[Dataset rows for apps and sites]
=-=-=

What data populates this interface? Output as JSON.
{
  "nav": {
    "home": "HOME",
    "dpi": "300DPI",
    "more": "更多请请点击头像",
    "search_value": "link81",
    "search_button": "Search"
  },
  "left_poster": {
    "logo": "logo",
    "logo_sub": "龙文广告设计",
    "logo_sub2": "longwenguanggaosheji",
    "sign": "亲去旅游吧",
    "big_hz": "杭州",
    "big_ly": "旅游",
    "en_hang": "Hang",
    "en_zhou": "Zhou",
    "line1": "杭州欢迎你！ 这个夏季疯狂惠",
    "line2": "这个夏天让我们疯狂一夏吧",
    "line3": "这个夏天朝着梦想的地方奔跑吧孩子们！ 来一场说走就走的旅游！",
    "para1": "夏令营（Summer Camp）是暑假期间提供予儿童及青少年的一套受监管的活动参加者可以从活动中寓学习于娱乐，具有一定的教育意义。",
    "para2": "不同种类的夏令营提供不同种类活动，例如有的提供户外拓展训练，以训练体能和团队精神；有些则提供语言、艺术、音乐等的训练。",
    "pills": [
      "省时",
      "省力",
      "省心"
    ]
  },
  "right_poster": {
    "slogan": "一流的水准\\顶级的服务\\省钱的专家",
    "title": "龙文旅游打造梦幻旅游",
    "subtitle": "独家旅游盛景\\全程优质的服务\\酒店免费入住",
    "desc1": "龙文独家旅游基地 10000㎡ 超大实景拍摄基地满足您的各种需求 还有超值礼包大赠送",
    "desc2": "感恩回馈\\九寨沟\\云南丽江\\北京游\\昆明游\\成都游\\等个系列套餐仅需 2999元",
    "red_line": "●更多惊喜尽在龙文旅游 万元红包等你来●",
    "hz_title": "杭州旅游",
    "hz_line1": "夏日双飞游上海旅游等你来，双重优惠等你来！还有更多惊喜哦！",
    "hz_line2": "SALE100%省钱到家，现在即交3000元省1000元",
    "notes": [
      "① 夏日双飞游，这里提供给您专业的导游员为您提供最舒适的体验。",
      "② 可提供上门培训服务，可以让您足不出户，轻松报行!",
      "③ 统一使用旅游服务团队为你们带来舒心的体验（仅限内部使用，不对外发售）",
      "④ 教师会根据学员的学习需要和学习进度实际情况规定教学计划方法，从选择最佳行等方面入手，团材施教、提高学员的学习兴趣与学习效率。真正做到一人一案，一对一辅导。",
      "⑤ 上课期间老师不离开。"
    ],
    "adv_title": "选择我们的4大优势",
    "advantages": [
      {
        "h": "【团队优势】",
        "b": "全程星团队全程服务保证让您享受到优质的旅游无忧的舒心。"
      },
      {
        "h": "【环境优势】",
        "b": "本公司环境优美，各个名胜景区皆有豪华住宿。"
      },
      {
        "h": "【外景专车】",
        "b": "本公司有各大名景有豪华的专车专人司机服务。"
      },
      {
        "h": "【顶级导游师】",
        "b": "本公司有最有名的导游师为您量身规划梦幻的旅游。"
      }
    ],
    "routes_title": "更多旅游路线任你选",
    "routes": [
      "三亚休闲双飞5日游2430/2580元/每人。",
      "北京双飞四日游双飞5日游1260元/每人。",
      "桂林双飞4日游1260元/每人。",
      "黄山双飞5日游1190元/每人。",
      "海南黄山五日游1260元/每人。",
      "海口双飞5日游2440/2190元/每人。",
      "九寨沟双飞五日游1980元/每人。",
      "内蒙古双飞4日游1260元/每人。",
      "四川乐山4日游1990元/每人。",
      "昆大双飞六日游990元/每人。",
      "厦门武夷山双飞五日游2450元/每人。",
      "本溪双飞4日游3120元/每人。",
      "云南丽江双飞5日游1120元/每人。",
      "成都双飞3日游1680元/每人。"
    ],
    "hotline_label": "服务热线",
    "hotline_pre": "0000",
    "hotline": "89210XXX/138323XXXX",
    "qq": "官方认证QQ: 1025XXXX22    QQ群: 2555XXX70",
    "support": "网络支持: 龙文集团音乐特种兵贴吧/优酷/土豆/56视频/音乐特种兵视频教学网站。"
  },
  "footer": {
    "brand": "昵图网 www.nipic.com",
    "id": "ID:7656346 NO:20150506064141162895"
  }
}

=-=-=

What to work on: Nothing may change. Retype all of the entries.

Answer to this problem:
What data populates this interface? Output as JSON.
{
  "nav": {
    "home": "HOME",
    "dpi": "300DPI",
    "more": "更多请请点击头像",
    "search_value": "link81",
    "search_button": "Search"
  },
  "left_poster": {
    "logo": "logo",
    "logo_sub": "龙文广告设计",
    "logo_sub2": "longwenguanggaosheji",
    "sign": "亲去旅游吧",
    "big_hz": "杭州",
    "big_ly": "旅游",
    "en_hang": "Hang",
    "en_zhou": "Zhou",
    "line1": "杭州欢迎你！ 这个夏季疯狂惠",
    "line2": "这个夏天让我们疯狂一夏吧",
    "line3": "这个夏天朝着梦想的地方奔跑吧孩子们！ 来一场说走就走的旅游！",
    "para1": "夏令营（Summer Camp）是暑假期间提供予儿童及青少年的一套受监管的活动参加者可以从活动中寓学习于娱乐，具有一定的教育意义。",
    "para2": "不同种类的夏令营提供不同种类活动，例如有的提供户外拓展训练，以训练体能和团队精神；有些则提供语言、艺术、音乐等的训练。",
    "pills": [
      "省时",
      "省力",
      "省心"
    ]
  },
  "right_poster": {
    "slogan": "一流的水准\\顶级的服务\\省钱的专家",
    "title": "龙文旅游打造梦幻旅游",
    "subtitle": "独家旅游盛景\\全程优质的服务\\酒店免费入住",
    "desc1": "龙文独家旅游基地 10000㎡ 超大实景拍摄基地满足您的各种需求 还有超值礼包大赠送",
    "desc2": "感恩回馈\\九寨沟\\云南丽江\\北京游\\昆明游\\成都游\\等个系列套餐仅需 2999元",
    "red_line": "●更多惊喜尽在龙文旅游 万元红包等你来●",
    "hz_title": "杭州旅游",
    "hz_line1": "夏日双飞游上海旅游等你来，双重优惠等你来！还有更多惊喜哦！",
    "hz_line2": "SALE100%省钱到家，现在即交3000元省1000元",
    "notes": [
      "① 夏日双飞游，这里提供给您专业的导游员为您提供最舒适的体验。",
      "② 可提供上门培训服务，可以让您足不出户，轻松报行!",
      "③ 统一使用旅游服务团队为你们带来舒心的体验（仅限内部使用，不对外发售）",
      "④ 教师会根据学员的学习需要和学习进度实际情况规定教学计划方法，从选择最佳行等方面入手，团材施教、提高学员的学习兴趣与学习效率。真正做到一人一案，一对一辅导。",
      "⑤ 上课期间老师不离开。"
    ],
    "adv_title": "选择我们的4大优势",
    "advantages": [
      {
        "h": "【团队优势】",
        "b": "全程星团队全程服务保证让您享受到优质的旅游无忧的舒心。"
      },
      {
        "h": "【环境优势】",
        "b": "本公司环境优美，各个名胜景区皆有豪华住宿。"
      },
      {
        "h": "【外景专车】",
        "b": "本公司有各大名景有豪华的专车专人司机服务。"
      },
      {
        "h": "【顶级导游师】",
        "b": "本公司有最有名的导游师为您量身规划梦幻的旅游。"
      }
    ],
    "routes_title": "更多旅游路线任你选",
    "routes": [
      "三亚休闲双飞5日游2430/2580元/每人。",
      "北京双飞四日游双飞5日游1260元/每人。",
      "桂林双飞4日游1260元/每人。",
      "黄山双飞5日游1190元/每人。",
      "海南黄山五日游1260元/每人。",
      "海口双飞5日游2440/2190元/每人。",
      "九寨沟双飞五日游1980元/每人。",
      "内蒙古双飞4日游1260元/每人。",
      "四川乐山4日游1990元/每人。",
      "昆大双飞六日游990元/每人。",
      "厦门武夷山双飞五日游2450元/每人。",
      "本溪双飞4日游3120元/每人。",
      "云南丽江双飞5日游1120元/每人。",
      "成都双飞3日游1680元/每人。"
    ],
    "hotline_label": "服务热线",
    "hotline_pre": "0000",
    "hotline": "89210XXX/138323XXXX",
    "qq": "官方认证QQ: 1025XXXX22    QQ群: 2555XXX70",
    "support": "网络支持: 龙文集团音乐特种兵贴吧/优酷/土豆/56视频/音乐特种兵视频教学网站。"
  },
  "footer": {
    "brand": "昵图网 www.nipic.com",
    "id": "ID:7656346 NO:20150506064141162895"
  }
}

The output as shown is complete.